Harvard scientists have recreated shark skin, and in the process have discovered that the structure of the skin can actually increase shark swimming speeds by 6.6 percent.

If you were to ever get up close to a shark, you would see that its skin is covered with millions of tiny tooth-like scales, known as denticles. The denticles allow the shark to travel at faster speeds by disrupting the flow of smooth water that holds them back. The process is similar to the dimples on a golf ball, which allow it to travel faster and further.

Scientists don’t know exactly how this process happens, but George Lauder from Harvard University and his colleges were determined to find out and decided to try to create artificial shark skin.

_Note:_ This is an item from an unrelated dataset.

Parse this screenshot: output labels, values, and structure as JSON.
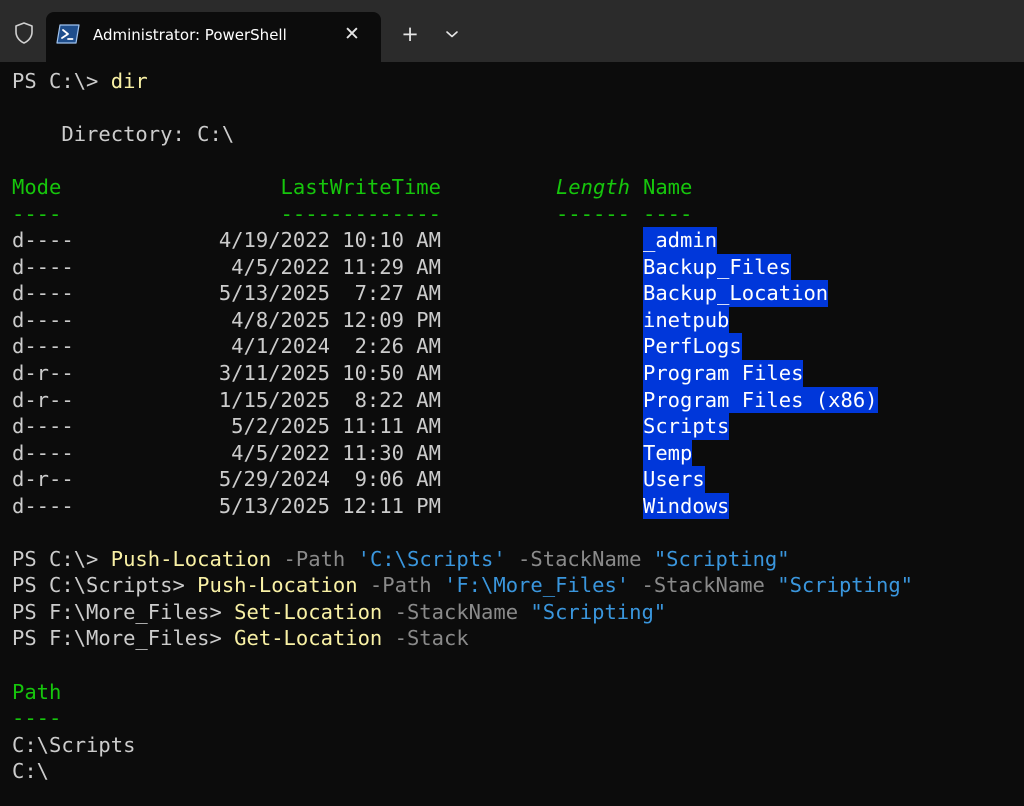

Until recently, the denticles on a shark’s skin have been too difficult to recreate. Until 3D printing, that is. Lauder and his team used the skin from a mako shark and used a combination of 3D scanning and 3D printing to create the artificial skin.

The challenge came when the scientists tried to manufacture the synthetic skin – with thousands of denticles to imitate the skin of a shark. The whole process took around a year and involved testing different materials, printing prototypes, and adjusting the denticles.

The artificial skin impressed Oliver Crimmen, a fish expert at the Natural History Museum. The team tested the 3D printed shark skin by putting it on a small flexible paddle and was able to see the benefits that sharks get from their unique scales. The paddle with the shark skin improved swimming speed by 6.6 percent, using 5.9 percent less energy when compared with a paddle with a smooth surface.

“That’s a huge effect, when factored over the entire lifetime of an animal that is constantly swimming,” said Prof Lauder.

However, Lauder says not to expect the shark skin to be on swimming clothes in the immediate future. While it improves your swimming performance, the process that is required to recreate the skin is so time consuming that it may be years before we start to see shark skin flippers and swimming gear.